As the American Dream grew too expensive for many Americans, he wrote, elected officials might have encouraged voters to accept reality, while at the same time working on strategic policies that would strengthen productivity and boost incomes. Instead, over decades, they introduced all sorts of incentives that encouraged Americans to finance their wants. Household debt detached from fundamentals such as income growth, leaving the economy vulnerable to a shock, which arrived in 2008.
Rajan’s story should make Canadian listeners uncomfortable.
Statistics Canada reported Friday that household debt was 177 per cent of income, a 60-per-cent increase from 2000, and that debt service costs were 15 per cent of income, the highest percentage on records that date to 1990.
Personal consumption dropped in the second quarter, despite low levels of unemployment, raising the possibility that consumers realized they had overstretched. “High levels of household debt remain the main risk to Canadian financial stability,” Lawrence Schembri, deputy governor at the Bank of Canada, told an audience in Halifax last week.
There are no heroes in a Rajanian fable, but if there were, they would fight to get rid of all these distortionary policies and allow markets to do what they do.
Morneau at least showed awareness by choosing a housing sop that forces first-time buyers to accept CMHC as a co-investor, rather than add it to their list of creditors. He also reduced harm by keeping the maximum purchase price relatively low, ensuring the program would be useless to anyone who was overly desperate to join the most bubbly markets.
Interesting thing about the (Liberal) move (to $800,000) is that it’s actually undermining the most elegant part of the original proposal
Rob Gillezeau, assistant professor of economics, University of Victoria
Trudeau’s first announcement of the campaign could change that. If the shared-equity incentive was doctored to have a neutral effect before, the new version would look more like a stimulant.
“Interesting thing about the (Liberal) move here is that it’s actually undermining the most elegant part of the original proposal,” said Rob Gillezeau, an assistant professor of economics at the University of Victoria who served as former Opposition leader Thomas Mulcair’s chief economist. “The price levels were clearly originally set to avoid contributing to overheating in (Vancouver, Victoria, Toronto) and boost prices in slower markets.”
Andrew Scheer still has lots of time to prove me wrong, but based on what we know now, a Conservative government could make the household debt situation even worse.
When Schembri re-iterated the Bank of Canada’s worries about debt earlier this month, he added a note of hopefulness. “With tighter mortgage rules in place, the quality of the stock of debt should continue to improve,” he said, referring to the 2018 regulation that requires lenders to base mortgages on borrowers’ ability to absorb a change in conditions, such as a spike in interest rates.
So, the policy is working. Here’s what Scheer said about it when he presented his vision for the economy in May: “I will rework the mortgage stress test the Liberals brought in a couple of years ago that pushed the dream of homeownership out of reach of so many Canadians across the country, so more Canadians can have the freedom to shop for better rates.”

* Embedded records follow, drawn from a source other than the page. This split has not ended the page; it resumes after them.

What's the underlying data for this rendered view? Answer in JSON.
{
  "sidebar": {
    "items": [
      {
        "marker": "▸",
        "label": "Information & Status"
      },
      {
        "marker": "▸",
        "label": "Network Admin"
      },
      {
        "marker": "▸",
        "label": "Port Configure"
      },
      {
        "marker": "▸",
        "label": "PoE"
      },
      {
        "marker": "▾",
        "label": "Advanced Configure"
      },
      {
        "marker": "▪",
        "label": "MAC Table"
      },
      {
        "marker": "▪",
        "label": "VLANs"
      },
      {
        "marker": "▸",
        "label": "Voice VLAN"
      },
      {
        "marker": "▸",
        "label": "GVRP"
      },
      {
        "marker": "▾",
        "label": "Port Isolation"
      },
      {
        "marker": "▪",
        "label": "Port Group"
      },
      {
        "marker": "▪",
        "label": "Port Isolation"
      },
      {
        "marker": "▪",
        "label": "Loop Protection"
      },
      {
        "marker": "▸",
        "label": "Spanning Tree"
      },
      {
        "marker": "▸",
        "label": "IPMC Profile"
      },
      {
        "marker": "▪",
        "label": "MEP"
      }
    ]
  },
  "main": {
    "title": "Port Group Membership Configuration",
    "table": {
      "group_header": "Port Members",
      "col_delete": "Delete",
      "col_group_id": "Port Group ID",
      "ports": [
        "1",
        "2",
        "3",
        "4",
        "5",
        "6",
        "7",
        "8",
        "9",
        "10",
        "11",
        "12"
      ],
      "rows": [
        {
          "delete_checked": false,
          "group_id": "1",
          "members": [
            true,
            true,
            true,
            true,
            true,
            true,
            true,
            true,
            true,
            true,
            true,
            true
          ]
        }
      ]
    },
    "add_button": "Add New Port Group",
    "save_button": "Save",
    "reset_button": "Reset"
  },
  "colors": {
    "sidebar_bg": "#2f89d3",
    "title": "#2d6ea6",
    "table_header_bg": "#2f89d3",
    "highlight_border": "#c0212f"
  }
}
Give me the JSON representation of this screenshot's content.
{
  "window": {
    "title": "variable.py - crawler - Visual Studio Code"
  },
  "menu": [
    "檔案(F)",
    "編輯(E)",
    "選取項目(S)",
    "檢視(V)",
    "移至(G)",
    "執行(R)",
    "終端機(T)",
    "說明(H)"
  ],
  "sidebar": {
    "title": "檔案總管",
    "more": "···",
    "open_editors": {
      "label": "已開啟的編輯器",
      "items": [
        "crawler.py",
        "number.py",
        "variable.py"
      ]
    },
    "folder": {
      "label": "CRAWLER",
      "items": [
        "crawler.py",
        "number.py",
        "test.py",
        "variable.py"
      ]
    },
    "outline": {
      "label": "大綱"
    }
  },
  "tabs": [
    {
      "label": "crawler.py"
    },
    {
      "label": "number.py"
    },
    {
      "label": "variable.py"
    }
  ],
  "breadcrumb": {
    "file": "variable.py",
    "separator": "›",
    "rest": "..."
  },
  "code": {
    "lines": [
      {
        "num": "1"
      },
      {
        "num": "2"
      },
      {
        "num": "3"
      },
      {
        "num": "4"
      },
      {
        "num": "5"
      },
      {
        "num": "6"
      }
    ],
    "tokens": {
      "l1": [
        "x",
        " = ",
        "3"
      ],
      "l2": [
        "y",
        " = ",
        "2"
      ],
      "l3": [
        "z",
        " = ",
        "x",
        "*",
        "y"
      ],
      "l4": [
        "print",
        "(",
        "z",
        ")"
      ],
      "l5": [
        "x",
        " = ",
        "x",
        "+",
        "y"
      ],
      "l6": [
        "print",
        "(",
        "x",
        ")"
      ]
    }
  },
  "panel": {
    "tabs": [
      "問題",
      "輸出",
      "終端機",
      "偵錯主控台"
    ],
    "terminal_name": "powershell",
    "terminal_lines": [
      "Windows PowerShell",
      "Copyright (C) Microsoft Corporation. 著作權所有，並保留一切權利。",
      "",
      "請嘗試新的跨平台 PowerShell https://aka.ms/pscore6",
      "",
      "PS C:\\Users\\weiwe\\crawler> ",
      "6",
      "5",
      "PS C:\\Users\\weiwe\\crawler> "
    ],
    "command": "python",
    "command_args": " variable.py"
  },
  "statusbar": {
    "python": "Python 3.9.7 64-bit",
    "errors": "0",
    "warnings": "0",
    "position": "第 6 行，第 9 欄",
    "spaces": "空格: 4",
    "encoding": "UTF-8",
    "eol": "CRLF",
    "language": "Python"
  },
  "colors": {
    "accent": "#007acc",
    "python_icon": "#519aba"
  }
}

The only thing wrong with the stress test is that Morneau waited too long to give it a green light. The Liberal government has taken financial stability more seriously than its predecessor, but it’s still been passive. Trudeau’s other real estate announcement this week was that he would also curb “foreign speculation.” Why only foreign? Probably because all those lucky people who owned homes at the start of Canada’s housing boom vote too.